Thus, if at all there is an argument for price deregulation, it can only be that it is for some wrong reason to expect the oil companies and the government to bear the burden of the irrational fluctuations in the global prices of oil. That argument too is difficult to justify. When the industry was wholly in the public sector, the prices of oil products were treated as one set of instruments in the tax-cum-subsidy regime of the government. Any losses suffered by the industry or any shortfall in funds required for investment as a result of price regulation were to be met from resources mobilised through progressive taxes rather than from regressive price increases. The government should have adopted a similar approach in the current situation and focused on rules that can and have been devised.

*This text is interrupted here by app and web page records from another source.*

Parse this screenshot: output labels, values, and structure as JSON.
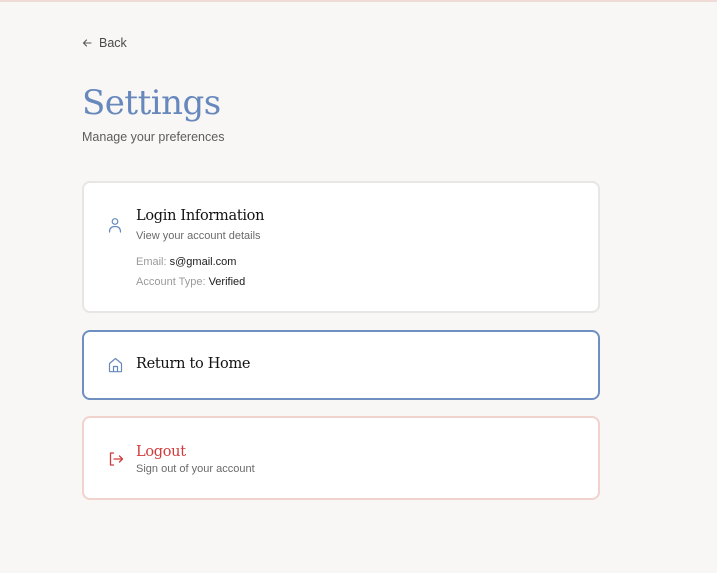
{
  "nav": {
    "back_label": "Back"
  },
  "header": {
    "title": "Settings",
    "subtitle": "Manage your preferences"
  },
  "login_card": {
    "title": "Login Information",
    "description": "View your account details",
    "email_label": "Email:",
    "email_value": "s@gmail.com",
    "account_type_label": "Account Type:",
    "account_type_value": "Verified",
    "icon": "user-icon"
  },
  "home_card": {
    "title": "Return to Home",
    "icon": "home-icon"
  },
  "logout_card": {
    "title": "Logout",
    "description": "Sign out of your account",
    "icon": "logout-icon"
  },
  "colors": {
    "accent": "#6788bd",
    "home_border": "#6f8fc0",
    "danger": "#d23b3b",
    "danger_border": "#f2d2cd",
    "background": "#f8f7f5"
  }
}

It needs to be noted here that oil prices have not been held constant in recent history. Rather, the average annual increase in prices over the last two decades indicate that the increase (16.5 per cent) has been much higher in the case of retail prices of petrol, for example, than in the wholesale price index for all commodities (9.3 per cent). The common person has indeed borne some of the burden of volatile oil prices. What the government is arguing now is that the burden of irrational shifts in the international prices of oil should largely be borne by the consumer, even if the burden sharing involved is extremely regressive. In what seems an afterthought, the government has declared in its recent pricing policy announcement that it reserves the right to intervene in the market to protect consumers if prices rise to levels too high or price movements are excessively volatile. Nobody can or has taken that right from the government. It is the government that is giving it up, and exposing the common person to the volatility in international prices that has no rational basis.

The question remains as to why the government is choosing this policy direction. Ideological commitment may be playing a role. But, more importantly, the government’s move seems intended to favour the private companies that have been allowed to enter and expand in this sector. Private companies will treat any shortfall in profits as a “loss” and demand price adjustments. The government seems inclined to oblige.